In the climax of the novel, Meursault reaches the point of no return, after killing the Arab on the beach. After his murder, Meursault shows absolutely no remorse whatsoever. This apathy is referenced several times while Meursault is in court, when the prosecutor exposes Meursault: “I heard him say, ‘Has he so much as expressed any remorse? Never, gentlemen. Not once during his preliminary hearings did this man show emotion over his heinous offense’” (100). The prosecutor proceeds to go further and reference Meursault’s indifference at his mother’s funeral, his leisurely activities the next day, and the unmitigated apathy in his voice. By exposing Meursault, the prosecutor shows that while Meursault can fit in with society and even be liked by many “decent” people, he can never truly be a part of society in the way most normal people are. This is the ultimate juxtaposition between Meursault and society— Meursault does not have any sense of empathy, remorse, or even basic moral responsibility, and although he may be an honest man who feels that his actions were justified, he still is a danger to society. Camus uses the prosecutor as a vessel to expose the core of Meursault’s character, who is the essence of complete apathy.

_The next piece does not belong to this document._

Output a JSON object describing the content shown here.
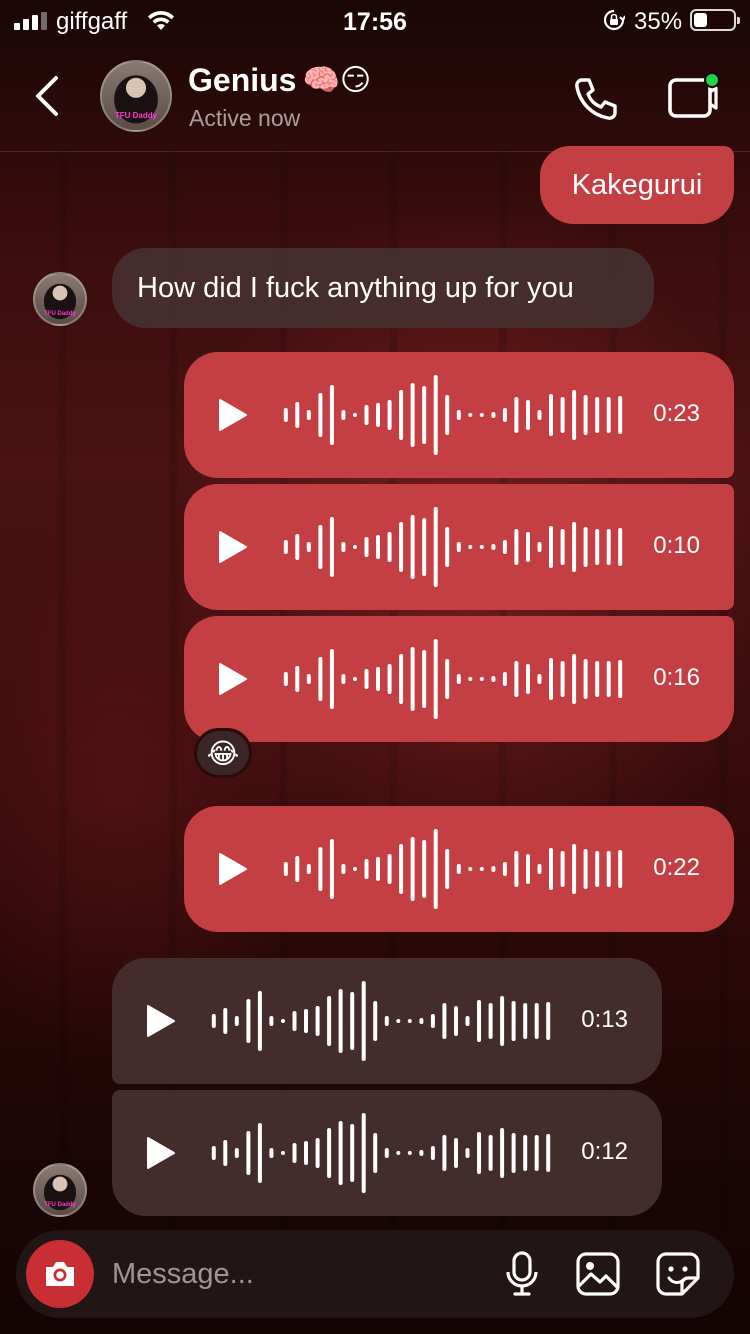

In The Stranger, Camus presents society as absurd in many cases, with Meursault being written as a rational, calculated character in the midst of an absurd world. Camus presents the idea that utter passivity and indifference is an acceptable and perhaps even worthwhile way of life, and while Meursault does not feel emotion in the sense that most members of society do, he still manages to be happy until he is imprisoned. Even then, he is able to free himself mentally by accepting the absurd and living happily despite his situation, rejecting the rest of society: “I opened myself to the gentle indifference of the world” (122). While society and the people within society may act on emotion and conform to what is acceptable to feel and say, Meursault acts according to his nature, in contrast to the rest of society, and through his apathy becomes satisfied with his life in prison. At the end of the novel, he begins to live by his mother’s advice that “after a while, you could get used to anything" (77).